We waited for 15 minutes at this lovely view spot for the light to turn green.
Light? on the road to The Park? Yep, road work is now a regular part of a trip to The Park, and it includes delays, torn up road, single lane stretches, and no view from Amphitheater Point because it is full of construction equipment.
Then, when the downhill traffic has passed, the light turns green and everyone proceeds in a pack for the rest of the drive.
Despite the delays, I arrived early so I thought I’d just drive out to Crescent Meadow to meet the hikers there, instead of in Giant Forest as previously arranged. Nope. The road is closed on weekends unless you are a bus.
Waiting is rarely a problem for me.
There are huge redwood benches where you can wait for a bus or shuttle, breathe exhaust and cigarette smoke, and listen to idling diesel engines and many languages. The many languages part hasn’t changed. I recognized German, Spanish and Chinese. Okay, I figured out those were the languages, but only recognized specific words in Spanish.

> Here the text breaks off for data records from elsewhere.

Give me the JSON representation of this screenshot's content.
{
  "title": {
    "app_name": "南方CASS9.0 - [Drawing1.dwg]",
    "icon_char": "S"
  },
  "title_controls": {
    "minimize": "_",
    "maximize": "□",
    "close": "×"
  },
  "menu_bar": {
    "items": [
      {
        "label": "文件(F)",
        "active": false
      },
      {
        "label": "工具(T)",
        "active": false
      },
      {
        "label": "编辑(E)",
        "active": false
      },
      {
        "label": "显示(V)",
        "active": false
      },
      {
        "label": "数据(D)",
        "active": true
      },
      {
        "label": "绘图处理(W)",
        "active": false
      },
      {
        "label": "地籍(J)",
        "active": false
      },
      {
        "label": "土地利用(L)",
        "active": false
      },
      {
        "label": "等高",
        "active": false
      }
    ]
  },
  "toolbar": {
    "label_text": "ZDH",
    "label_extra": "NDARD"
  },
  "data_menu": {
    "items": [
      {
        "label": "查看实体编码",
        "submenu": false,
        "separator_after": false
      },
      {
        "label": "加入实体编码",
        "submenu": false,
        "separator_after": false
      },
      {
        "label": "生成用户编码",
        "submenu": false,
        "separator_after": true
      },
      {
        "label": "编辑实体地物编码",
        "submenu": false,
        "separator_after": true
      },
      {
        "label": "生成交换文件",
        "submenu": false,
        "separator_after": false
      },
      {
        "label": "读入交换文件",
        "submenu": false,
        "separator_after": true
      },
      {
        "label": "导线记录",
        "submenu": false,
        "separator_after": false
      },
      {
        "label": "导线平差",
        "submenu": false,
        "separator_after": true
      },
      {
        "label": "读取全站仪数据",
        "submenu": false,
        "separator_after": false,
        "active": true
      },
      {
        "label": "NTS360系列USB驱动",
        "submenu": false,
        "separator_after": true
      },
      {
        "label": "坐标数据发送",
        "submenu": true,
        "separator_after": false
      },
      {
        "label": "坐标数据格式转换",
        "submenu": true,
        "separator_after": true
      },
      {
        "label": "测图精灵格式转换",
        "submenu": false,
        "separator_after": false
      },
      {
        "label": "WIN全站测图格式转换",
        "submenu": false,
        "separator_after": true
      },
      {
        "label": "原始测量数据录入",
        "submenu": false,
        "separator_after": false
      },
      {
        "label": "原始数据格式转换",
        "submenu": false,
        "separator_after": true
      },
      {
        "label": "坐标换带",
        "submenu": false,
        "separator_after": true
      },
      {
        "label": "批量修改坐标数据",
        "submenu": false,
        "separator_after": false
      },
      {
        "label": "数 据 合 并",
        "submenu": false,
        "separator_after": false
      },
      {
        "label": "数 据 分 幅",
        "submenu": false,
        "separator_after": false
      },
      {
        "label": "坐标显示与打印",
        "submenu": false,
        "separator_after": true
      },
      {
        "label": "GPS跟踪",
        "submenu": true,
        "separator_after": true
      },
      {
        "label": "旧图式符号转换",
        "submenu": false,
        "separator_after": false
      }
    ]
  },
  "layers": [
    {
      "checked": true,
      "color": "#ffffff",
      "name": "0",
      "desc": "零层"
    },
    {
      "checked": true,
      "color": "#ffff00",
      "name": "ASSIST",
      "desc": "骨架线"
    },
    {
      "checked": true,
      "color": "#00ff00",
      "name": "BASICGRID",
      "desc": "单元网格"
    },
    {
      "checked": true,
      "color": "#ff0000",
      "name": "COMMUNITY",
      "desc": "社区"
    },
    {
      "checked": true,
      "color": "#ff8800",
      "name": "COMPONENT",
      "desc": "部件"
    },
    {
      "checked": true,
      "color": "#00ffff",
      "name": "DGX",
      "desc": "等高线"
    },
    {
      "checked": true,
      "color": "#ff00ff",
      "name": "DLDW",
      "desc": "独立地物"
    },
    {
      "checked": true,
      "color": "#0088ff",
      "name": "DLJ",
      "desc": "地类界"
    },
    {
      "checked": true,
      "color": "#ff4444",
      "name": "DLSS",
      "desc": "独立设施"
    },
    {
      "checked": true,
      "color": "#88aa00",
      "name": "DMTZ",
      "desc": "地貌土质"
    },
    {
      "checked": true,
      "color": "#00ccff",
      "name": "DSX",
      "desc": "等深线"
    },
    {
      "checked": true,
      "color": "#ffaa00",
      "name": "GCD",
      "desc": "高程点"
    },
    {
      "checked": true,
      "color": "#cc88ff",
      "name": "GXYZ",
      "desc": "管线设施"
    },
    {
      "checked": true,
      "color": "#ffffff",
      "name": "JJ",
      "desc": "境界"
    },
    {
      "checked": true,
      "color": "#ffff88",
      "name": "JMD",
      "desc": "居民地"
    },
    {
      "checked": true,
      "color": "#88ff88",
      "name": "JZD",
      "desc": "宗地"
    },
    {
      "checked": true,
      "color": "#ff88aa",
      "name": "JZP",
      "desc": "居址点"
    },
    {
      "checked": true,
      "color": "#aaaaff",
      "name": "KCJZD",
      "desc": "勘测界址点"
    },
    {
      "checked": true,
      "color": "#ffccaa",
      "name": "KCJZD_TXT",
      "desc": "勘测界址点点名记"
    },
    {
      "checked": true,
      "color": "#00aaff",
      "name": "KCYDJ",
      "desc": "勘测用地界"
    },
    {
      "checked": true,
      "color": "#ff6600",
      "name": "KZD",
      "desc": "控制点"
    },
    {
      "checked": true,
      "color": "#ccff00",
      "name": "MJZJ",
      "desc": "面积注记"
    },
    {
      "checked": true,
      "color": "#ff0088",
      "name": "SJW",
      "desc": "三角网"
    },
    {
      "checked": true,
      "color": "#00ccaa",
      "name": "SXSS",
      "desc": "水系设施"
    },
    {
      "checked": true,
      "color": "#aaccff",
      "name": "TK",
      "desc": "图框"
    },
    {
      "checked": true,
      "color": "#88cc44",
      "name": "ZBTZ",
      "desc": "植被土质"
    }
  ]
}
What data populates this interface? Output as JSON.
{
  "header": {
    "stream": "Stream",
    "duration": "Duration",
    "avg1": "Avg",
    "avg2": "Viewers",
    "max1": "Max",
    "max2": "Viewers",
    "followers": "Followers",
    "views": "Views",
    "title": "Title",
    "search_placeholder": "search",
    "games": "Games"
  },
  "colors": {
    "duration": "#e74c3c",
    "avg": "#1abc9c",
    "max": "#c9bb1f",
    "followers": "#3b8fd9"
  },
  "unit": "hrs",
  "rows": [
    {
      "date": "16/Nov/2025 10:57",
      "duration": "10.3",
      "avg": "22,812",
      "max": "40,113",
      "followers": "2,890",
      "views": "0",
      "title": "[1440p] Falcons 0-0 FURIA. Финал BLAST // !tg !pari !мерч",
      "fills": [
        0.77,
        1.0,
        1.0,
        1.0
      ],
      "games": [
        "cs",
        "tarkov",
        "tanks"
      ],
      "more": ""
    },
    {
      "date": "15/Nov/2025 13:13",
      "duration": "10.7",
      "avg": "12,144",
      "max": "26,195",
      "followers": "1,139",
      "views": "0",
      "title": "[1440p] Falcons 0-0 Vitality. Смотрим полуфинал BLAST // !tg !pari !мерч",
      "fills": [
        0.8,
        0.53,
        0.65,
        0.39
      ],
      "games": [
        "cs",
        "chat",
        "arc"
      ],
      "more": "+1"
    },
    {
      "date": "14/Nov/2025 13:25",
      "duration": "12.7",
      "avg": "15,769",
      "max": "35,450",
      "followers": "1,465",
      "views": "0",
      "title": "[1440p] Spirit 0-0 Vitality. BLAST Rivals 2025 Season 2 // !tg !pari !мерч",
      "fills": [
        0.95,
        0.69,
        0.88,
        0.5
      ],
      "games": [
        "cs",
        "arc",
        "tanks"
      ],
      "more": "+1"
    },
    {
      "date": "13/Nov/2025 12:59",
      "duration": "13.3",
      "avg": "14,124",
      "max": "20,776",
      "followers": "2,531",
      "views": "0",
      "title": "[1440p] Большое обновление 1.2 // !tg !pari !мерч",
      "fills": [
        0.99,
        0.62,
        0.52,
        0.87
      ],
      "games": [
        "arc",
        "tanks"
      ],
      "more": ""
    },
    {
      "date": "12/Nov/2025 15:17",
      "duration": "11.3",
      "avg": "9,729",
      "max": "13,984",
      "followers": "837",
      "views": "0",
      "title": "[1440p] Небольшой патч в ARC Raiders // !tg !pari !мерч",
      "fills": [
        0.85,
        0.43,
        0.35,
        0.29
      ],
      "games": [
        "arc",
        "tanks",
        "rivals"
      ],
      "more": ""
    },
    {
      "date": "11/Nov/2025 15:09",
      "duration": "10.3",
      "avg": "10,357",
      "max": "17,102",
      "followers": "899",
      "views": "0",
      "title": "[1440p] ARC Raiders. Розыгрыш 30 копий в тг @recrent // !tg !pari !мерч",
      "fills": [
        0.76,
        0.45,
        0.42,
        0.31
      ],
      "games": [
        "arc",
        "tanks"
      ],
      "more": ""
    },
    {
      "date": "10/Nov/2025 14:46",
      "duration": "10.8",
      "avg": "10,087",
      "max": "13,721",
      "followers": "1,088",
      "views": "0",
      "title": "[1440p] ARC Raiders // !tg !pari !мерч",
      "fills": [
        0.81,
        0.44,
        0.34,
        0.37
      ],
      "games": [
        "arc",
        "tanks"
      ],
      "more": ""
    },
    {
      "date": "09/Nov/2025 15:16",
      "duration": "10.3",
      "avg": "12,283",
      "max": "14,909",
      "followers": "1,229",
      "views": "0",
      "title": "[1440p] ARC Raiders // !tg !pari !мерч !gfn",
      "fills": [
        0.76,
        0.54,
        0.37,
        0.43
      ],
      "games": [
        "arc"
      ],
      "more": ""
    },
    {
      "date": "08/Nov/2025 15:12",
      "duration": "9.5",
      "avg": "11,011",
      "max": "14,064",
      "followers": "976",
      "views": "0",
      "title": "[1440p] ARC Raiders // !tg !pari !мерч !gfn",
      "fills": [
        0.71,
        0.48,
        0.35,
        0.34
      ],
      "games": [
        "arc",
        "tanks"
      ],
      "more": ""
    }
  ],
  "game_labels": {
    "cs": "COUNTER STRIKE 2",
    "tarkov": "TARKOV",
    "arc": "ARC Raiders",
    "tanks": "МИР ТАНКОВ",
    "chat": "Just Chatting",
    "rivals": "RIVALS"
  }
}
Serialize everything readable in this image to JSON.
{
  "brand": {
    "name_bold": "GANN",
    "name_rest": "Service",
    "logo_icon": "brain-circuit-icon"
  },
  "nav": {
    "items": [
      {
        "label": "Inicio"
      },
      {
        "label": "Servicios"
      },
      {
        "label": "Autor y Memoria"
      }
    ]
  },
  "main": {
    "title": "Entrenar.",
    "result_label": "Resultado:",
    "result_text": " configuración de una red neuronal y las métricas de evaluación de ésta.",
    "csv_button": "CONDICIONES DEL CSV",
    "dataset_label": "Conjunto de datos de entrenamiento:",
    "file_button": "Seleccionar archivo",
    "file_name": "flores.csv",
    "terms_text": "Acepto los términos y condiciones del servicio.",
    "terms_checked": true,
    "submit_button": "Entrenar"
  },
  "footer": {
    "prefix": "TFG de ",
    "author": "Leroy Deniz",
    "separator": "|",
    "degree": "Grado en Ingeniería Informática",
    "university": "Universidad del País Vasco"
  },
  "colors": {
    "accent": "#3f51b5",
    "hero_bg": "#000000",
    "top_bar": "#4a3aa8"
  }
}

“OSO!” Since I had a close encounter with an “oso” last week, I remained on my giant redwood bench while people ran toward him. (When the oso stepped a foot into my cabin last week, I was less than hospitable toward him, and wasn’t interested in meeting his cousin.)
It was 9/11 and there was a flag at half-mast in front of the Sentinel Tree. This is the same place where I met President Bush #43 in May of 2001. Security was looser then. We were all less worried, and younger and more innocent about bad things happening to good people.
Quite a bit of knitting was accomplished before my friends appeared from one of the shuttle buses. I enjoyed the time without demands, phone, computer, or clocks. A good time was had by all.
Isn’t this a precious father-daughter photo?
Sort of “daily”. Sort of not. Painting daily, or drawing daily. Not showing daily. Okay, whatever, just enjoy! 😎
Pomegranate 34, oil on wrapped canvas, 6×6″, $40
Hmmm, I’ve never heard this parking lot referred to as the Franklin Lakes Trail parking lot. Guess those hikers have to park somewhere too.
The project was begun the day after Labor Day, this year. The first order of business was to build a footbridge, which my husband The Road Guy, aptly accomplished with the help of some Trail Crew guys.
See why a footbridge is necessary? The abutments have to be dug out and replaced, one side at a time. Never mind about the giant yellow machine that had to drive across the bridge in order to accomplish this. Of course it doesn’t weigh more than 4 tons. . . right?
The second order of business was to arrange alternative forms of transportation across that bridge, so that folks can get their stuff to their cabins.
There were lots of willing workers, and it was fun to coordinate loads. There is a great camaraderie among cabin folks. There is also great generosity in the loan of several wheeled items to use for the purpose.
Because Mineral King is one of my main sources of inspiration, and many of my readers love Mineral King, there will be several posts about this bridge project. If you only read the blog for the art, stay tuned, because the project won’t last forever and will only have 1 or 2 entries a week until its completion.
At the end of the road in Mineral King, Sequoia National Park, is a bridge. It spans the currently low and slow flowing East Fork of the Kaweah River. On the other side of the creek (“river”) is a parking lot, trailhead, and a handful of cabins.
A few years ago Federal Highways bridge inspectors came to Mineral King and declared the bridge unsafe. A sign was posted to prohibit any vehicle over 4 tons (8000 lbs) from crossing the bridge. It was shored up with some jacks and I-beams, which were inelegantly covered with tires. Engineers got involved, plans made and a prefabricated bridge has been purchased to replace the existing bridge.
The bridge is a hang-out place.
The view is incomparable, spectacular, the most photographed view in Mineral King, and possibly within all of Sequoia.
This could be a long story, so stay tuned for the next chapter tomorrow, Same Bat-Time, Same Bat-Channel.